Al Sharpton, President Obama’s “go-to man on race” as described by Politico last year, is at it again. After riling up the nation over false narratives about Trayvon Martin and Michael Brown, Sharpton has found a case he can get behind where there appears to be little doubt this time that a white policeman, Michael Slager, brutally and unnecessarily shot to death an unarmed black man in South Carolina.
But in our justice system, even that cop deserves his day in court. After all, we were reminded of that right when on Wednesday, Dzhokhar Tsarnaev was found guilty on 30 counts for his role in the Islamic terrorist attack on the Boston Marathon that resulted in four deaths.
Within hours of the release of the cell phone video of Walter Scott being shot dead in North Charleston, South Carolina, Sharpton announced that “It’s time for this country to have national policing,” adding “We can’t go from state to state, we’ve got to have national law to protect people against these continued questions.” Never mind that the cop in question was quickly charged with murder, fired from his job, and is being held in jail without bail. Once again, it appears that Sharpton draws the wrong lessons from such tragedies. No peace, no justice? Or is this what justice should look like? Sharpton announced yesterday that his organization, National Action Network, would stand with Scott’s family.

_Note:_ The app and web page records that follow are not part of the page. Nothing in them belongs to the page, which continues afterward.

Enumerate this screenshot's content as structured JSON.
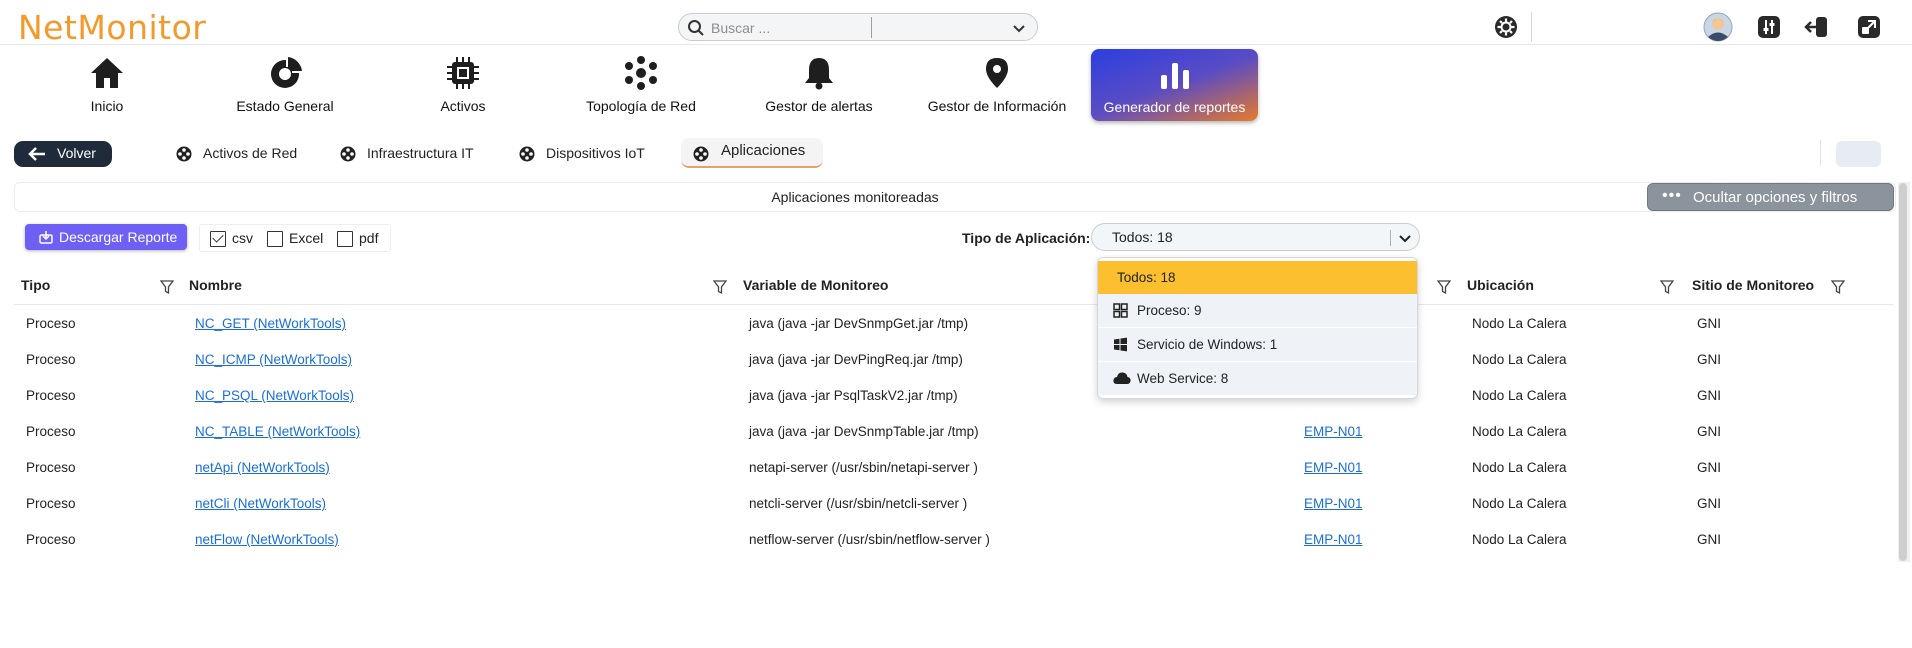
{
  "header": {
    "logo": "NetMonitor",
    "search": {
      "placeholder": "Buscar ..."
    }
  },
  "nav": [
    {
      "label": "Inicio",
      "icon": "home-icon"
    },
    {
      "label": "Estado General",
      "icon": "donut-chart-icon"
    },
    {
      "label": "Activos",
      "icon": "chip-icon"
    },
    {
      "label": "Topología de Red",
      "icon": "network-icon"
    },
    {
      "label": "Gestor de alertas",
      "icon": "bell-icon"
    },
    {
      "label": "Gestor de Información",
      "icon": "location-pin-icon"
    },
    {
      "label": "Generador de reportes",
      "icon": "bar-chart-icon",
      "active": true
    }
  ],
  "subnav": {
    "back_label": "Volver",
    "tabs": [
      {
        "label": "Activos de Red"
      },
      {
        "label": "Infraestructura IT"
      },
      {
        "label": "Dispositivos IoT"
      },
      {
        "label": "Aplicaciones",
        "active": true
      }
    ]
  },
  "panel": {
    "title": "Aplicaciones monitoreadas",
    "hide_button": "Ocultar opciones y filtros"
  },
  "toolbar": {
    "download_label": "Descargar Reporte",
    "formats": [
      {
        "label": "csv",
        "checked": true
      },
      {
        "label": "Excel",
        "checked": false
      },
      {
        "label": "pdf",
        "checked": false
      }
    ],
    "type_label": "Tipo de Aplicación:",
    "type_value": "Todos: 18"
  },
  "dropdown": {
    "options": [
      {
        "label": "Todos: 18",
        "selected": true
      },
      {
        "label": "Proceso: 9",
        "icon": "grid-icon"
      },
      {
        "label": "Servicio de Windows: 1",
        "icon": "windows-icon"
      },
      {
        "label": "Web Service: 8",
        "icon": "cloud-icon"
      }
    ]
  },
  "table": {
    "columns": [
      "Tipo",
      "Nombre",
      "Variable de Monitoreo",
      "Ubicación",
      "Sitio de Monitoreo"
    ],
    "rows": [
      {
        "tipo": "Proceso",
        "nombre": "NC_GET (NetWorkTools)",
        "variable": "java (java -jar DevSnmpGet.jar /tmp)",
        "equipo": "",
        "ubicacion": "Nodo La Calera",
        "sitio": "GNI"
      },
      {
        "tipo": "Proceso",
        "nombre": "NC_ICMP (NetWorkTools)",
        "variable": "java (java -jar DevPingReq.jar /tmp)",
        "equipo": "",
        "ubicacion": "Nodo La Calera",
        "sitio": "GNI"
      },
      {
        "tipo": "Proceso",
        "nombre": "NC_PSQL (NetWorkTools)",
        "variable": "java (java -jar PsqlTaskV2.jar /tmp)",
        "equipo": "",
        "ubicacion": "Nodo La Calera",
        "sitio": "GNI"
      },
      {
        "tipo": "Proceso",
        "nombre": "NC_TABLE (NetWorkTools)",
        "variable": "java (java -jar DevSnmpTable.jar /tmp)",
        "equipo": "EMP-N01",
        "ubicacion": "Nodo La Calera",
        "sitio": "GNI"
      },
      {
        "tipo": "Proceso",
        "nombre": "netApi (NetWorkTools)",
        "variable": "netapi-server (/usr/sbin/netapi-server )",
        "equipo": "EMP-N01",
        "ubicacion": "Nodo La Calera",
        "sitio": "GNI"
      },
      {
        "tipo": "Proceso",
        "nombre": "netCli (NetWorkTools)",
        "variable": "netcli-server (/usr/sbin/netcli-server )",
        "equipo": "EMP-N01",
        "ubicacion": "Nodo La Calera",
        "sitio": "GNI"
      },
      {
        "tipo": "Proceso",
        "nombre": "netFlow (NetWorkTools)",
        "variable": "netflow-server (/usr/sbin/netflow-server )",
        "equipo": "EMP-N01",
        "ubicacion": "Nodo La Calera",
        "sitio": "GNI"
      }
    ]
  },
  "colors": {
    "logo": "#f29a2b",
    "accent": "#6e5ff5",
    "selected_option": "#fbbf2f",
    "link": "#1a6fd6"
  }
}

Jack Cashill, an outstanding journalist, recalls in his latest article just how those false narratives, including the deaths of Trayvon Martin and Michael Brown, take hold. Cashill cites the case of Rolling Stone’s false, and now retracted, story of a gang-rape at a University of Virginia fraternity house. He makes the point that “all right thinking people were of one mind…on the shooting deaths of Trayvon Martin and Michael Brown, a collective misreporting far more consequential than that of the Rolling Stone rape story.”
The mainstream media often treat MSNBC’s Sharpton like royalty, promoting his left-wing agendas while carefully avoiding mention of his conflicts of interest and continuing corruption. The Washington Post recently published a piece that serves as an ideal example of such biased coverage.
The piece, “Sharpton to lead advocacy campaign in advance of 2016 election,” written by Wesley Lowery, acts as a press release for Sharpton’s National Action Network’s radical civil rights agenda. Lowery described this agenda as promoting Loretta Lynch’s nomination to replace Eric Holder as attorney general, and “opposing state-level religious objections bills, seen as discriminatory against gays and lesbians, and pressing Congress to advance reforms of the criminal justice system.”
Accuracy in Media has extensively outlined how the mainstream media have worked first to stoke racial tension in places like Ferguson, Missouri and then called for criminal justice reform throughout the country, with Sharpton as one of the more vocal media mouthpieces.
“Although he is a lightning rod despised by many police groups, especially the New York Police Department, Sharpton is vowing to take a more considerate line,” reported Lowery.
“We demonstrate that we are serious when we say, ‘Let’s take the name-calling down,’ and when we’re willing to hear from everybody as long as they are serious in substance,” said Sharpton, according to Lowery. “We don’t need a season more of screaming. We need some real policy.”
Sharpton has a show, “PoliticsNation,” on MSNBC on weeknights. According to accusations in a $20 billion racial discrimination lawsuit, and public comments by Byron Allen, a black TV executive, Sharpton has his show on MSNBC “Because he endorsed Comcast’s acquisition of NBCUniversal.” Could that have been a factor in NBC getting the first interview with the gentleman who took the video of the shooting in North Charleston?
Sharpton’s MSNBC show wasn’t even mentioned by Lowery. Neither was his failure to pay back taxes, nor allegations of pay for play, nor that Sharpton was found liable for defamation in the Tawana Brawley case. And with Sharpton’s latest call for “national policing,” once again, Sharpton isn’t getting the media scrutiny he deserves.